(The problem):
All records should be written out again exactly.

(Material to process):

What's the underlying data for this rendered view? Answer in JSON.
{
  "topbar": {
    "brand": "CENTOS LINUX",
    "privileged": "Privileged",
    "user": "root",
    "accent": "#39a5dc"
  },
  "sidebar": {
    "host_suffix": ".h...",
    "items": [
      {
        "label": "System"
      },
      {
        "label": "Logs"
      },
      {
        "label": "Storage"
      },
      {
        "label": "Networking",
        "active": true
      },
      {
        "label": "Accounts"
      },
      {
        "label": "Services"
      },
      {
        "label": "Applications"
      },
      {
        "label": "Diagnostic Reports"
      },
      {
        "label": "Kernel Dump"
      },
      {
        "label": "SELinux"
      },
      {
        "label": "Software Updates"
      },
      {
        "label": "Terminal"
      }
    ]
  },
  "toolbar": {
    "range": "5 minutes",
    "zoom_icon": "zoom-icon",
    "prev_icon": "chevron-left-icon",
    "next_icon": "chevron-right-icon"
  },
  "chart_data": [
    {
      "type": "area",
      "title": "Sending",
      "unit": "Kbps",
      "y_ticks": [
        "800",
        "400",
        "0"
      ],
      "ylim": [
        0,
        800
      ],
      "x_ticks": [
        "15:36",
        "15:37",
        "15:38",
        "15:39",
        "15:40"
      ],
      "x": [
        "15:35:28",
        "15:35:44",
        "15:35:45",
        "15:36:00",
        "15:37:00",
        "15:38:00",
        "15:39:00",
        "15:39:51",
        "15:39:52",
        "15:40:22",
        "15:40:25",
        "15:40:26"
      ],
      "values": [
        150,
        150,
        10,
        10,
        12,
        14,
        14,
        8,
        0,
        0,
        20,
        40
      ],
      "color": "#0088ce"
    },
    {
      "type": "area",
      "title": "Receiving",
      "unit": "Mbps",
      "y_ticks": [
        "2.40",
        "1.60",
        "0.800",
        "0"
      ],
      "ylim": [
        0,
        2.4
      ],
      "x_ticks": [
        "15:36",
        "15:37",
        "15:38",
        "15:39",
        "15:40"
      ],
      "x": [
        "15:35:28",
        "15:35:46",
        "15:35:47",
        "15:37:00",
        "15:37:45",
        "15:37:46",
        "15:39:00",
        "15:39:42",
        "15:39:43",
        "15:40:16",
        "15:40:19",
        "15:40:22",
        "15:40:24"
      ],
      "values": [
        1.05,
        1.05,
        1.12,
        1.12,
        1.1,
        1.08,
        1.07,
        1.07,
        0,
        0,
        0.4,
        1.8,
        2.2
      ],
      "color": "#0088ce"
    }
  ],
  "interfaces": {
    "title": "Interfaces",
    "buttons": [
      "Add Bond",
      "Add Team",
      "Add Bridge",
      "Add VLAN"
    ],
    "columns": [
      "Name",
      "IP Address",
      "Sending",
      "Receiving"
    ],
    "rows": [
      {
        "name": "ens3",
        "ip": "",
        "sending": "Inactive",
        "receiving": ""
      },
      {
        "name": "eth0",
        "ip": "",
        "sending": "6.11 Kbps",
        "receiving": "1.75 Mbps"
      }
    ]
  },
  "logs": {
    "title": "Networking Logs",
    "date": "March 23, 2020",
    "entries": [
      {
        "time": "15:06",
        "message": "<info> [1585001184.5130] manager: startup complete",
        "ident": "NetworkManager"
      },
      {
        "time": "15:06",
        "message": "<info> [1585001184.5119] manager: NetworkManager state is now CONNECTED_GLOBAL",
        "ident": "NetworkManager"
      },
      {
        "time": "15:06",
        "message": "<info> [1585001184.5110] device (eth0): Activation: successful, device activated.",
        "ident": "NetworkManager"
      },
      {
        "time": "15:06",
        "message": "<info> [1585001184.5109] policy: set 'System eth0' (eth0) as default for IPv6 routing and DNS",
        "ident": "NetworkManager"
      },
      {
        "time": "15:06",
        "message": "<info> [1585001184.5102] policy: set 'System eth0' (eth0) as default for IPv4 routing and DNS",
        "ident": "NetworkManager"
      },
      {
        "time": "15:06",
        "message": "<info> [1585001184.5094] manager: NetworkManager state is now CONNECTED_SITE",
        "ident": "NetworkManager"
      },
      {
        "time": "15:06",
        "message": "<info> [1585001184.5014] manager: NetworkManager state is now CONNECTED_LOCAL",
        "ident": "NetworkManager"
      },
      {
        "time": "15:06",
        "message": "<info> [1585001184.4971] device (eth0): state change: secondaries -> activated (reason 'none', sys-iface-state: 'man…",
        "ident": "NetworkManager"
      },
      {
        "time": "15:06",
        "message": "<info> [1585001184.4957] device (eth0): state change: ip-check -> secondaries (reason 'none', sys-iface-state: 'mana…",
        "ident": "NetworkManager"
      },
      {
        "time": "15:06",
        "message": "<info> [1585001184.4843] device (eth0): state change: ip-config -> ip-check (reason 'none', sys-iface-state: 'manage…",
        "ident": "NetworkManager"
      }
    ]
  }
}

(Written answer):
What's the underlying data for this rendered view? Answer in JSON.
{
  "topbar": {
    "brand": "CENTOS LINUX",
    "privileged": "Privileged",
    "user": "root",
    "accent": "#39a5dc"
  },
  "sidebar": {
    "host_suffix": ".h...",
    "items": [
      {
        "label": "System"
      },
      {
        "label": "Logs"
      },
      {
        "label": "Storage"
      },
      {
        "label": "Networking",
        "active": true
      },
      {
        "label": "Accounts"
      },
      {
        "label": "Services"
      },
      {
        "label": "Applications"
      },
      {
        "label": "Diagnostic Reports"
      },
      {
        "label": "Kernel Dump"
      },
      {
        "label": "SELinux"
      },
      {
        "label": "Software Updates"
      },
      {
        "label": "Terminal"
      }
    ]
  },
  "toolbar": {
    "range": "5 minutes",
    "zoom_icon": "zoom-icon",
    "prev_icon": "chevron-left-icon",
    "next_icon": "chevron-right-icon"
  },
  "chart_data": [
    {
      "type": "area",
      "title": "Sending",
      "unit": "Kbps",
      "y_ticks": [
        "800",
        "400",
        "0"
      ],
      "ylim": [
        0,
        800
      ],
      "x_ticks": [
        "15:36",
        "15:37",
        "15:38",
        "15:39",
        "15:40"
      ],
      "x": [
        "15:35:28",
        "15:35:44",
        "15:35:45",
        "15:36:00",
        "15:37:00",
        "15:38:00",
        "15:39:00",
        "15:39:51",
        "15:39:52",
        "15:40:22",
        "15:40:25",
        "15:40:26"
      ],
      "values": [
        150,
        150,
        10,
        10,
        12,
        14,
        14,
        8,
        0,
        0,
        20,
        40
      ],
      "color": "#0088ce"
    },
    {
      "type": "area",
      "title": "Receiving",
      "unit": "Mbps",
      "y_ticks": [
        "2.40",
        "1.60",
        "0.800",
        "0"
      ],
      "ylim": [
        0,
        2.4
      ],
      "x_ticks": [
        "15:36",
        "15:37",
        "15:38",
        "15:39",
        "15:40"
      ],
      "x": [
        "15:35:28",
        "15:35:46",
        "15:35:47",
        "15:37:00",
        "15:37:45",
        "15:37:46",
        "15:39:00",
        "15:39:42",
        "15:39:43",
        "15:40:16",
        "15:40:19",
        "15:40:22",
        "15:40:24"
      ],
      "values": [
        1.05,
        1.05,
        1.12,
        1.12,
        1.1,
        1.08,
        1.07,
        1.07,
        0,
        0,
        0.4,
        1.8,
        2.2
      ],
      "color": "#0088ce"
    }
  ],
  "interfaces": {
    "title": "Interfaces",
    "buttons": [
      "Add Bond",
      "Add Team",
      "Add Bridge",
      "Add VLAN"
    ],
    "columns": [
      "Name",
      "IP Address",
      "Sending",
      "Receiving"
    ],
    "rows": [
      {
        "name": "ens3",
        "ip": "",
        "sending": "Inactive",
        "receiving": ""
      },
      {
        "name": "eth0",
        "ip": "",
        "sending": "6.11 Kbps",
        "receiving": "1.75 Mbps"
      }
    ]
  },
  "logs": {
    "title": "Networking Logs",
    "date": "March 23, 2020",
    "entries": [
      {
        "time": "15:06",
        "message": "<info> [1585001184.5130] manager: startup complete",
        "ident": "NetworkManager"
      },
      {
        "time": "15:06",
        "message": "<info> [1585001184.5119] manager: NetworkManager state is now CONNECTED_GLOBAL",
        "ident": "NetworkManager"
      },
      {
        "time": "15:06",
        "message": "<info> [1585001184.5110] device (eth0): Activation: successful, device activated.",
        "ident": "NetworkManager"
      },
      {
        "time": "15:06",
        "message": "<info> [1585001184.5109] policy: set 'System eth0' (eth0) as default for IPv6 routing and DNS",
        "ident": "NetworkManager"
      },
      {
        "time": "15:06",
        "message": "<info> [1585001184.5102] policy: set 'System eth0' (eth0) as default for IPv4 routing and DNS",
        "ident": "NetworkManager"
      },
      {
        "time": "15:06",
        "message": "<info> [1585001184.5094] manager: NetworkManager state is now CONNECTED_SITE",
        "ident": "NetworkManager"
      },
      {
        "time": "15:06",
        "message": "<info> [1585001184.5014] manager: NetworkManager state is now CONNECTED_LOCAL",
        "ident": "NetworkManager"
      },
      {
        "time": "15:06",
        "message": "<info> [1585001184.4971] device (eth0): state change: secondaries -> activated (reason 'none', sys-iface-state: 'man…",
        "ident": "NetworkManager"
      },
      {
        "time": "15:06",
        "message": "<info> [1585001184.4957] device (eth0): state change: ip-check -> secondaries (reason 'none', sys-iface-state: 'mana…",
        "ident": "NetworkManager"
      },
      {
        "time": "15:06",
        "message": "<info> [1585001184.4843] device (eth0): state change: ip-config -> ip-check (reason 'none', sys-iface-state: 'manage…",
        "ident": "NetworkManager"
      }
    ]
  }
}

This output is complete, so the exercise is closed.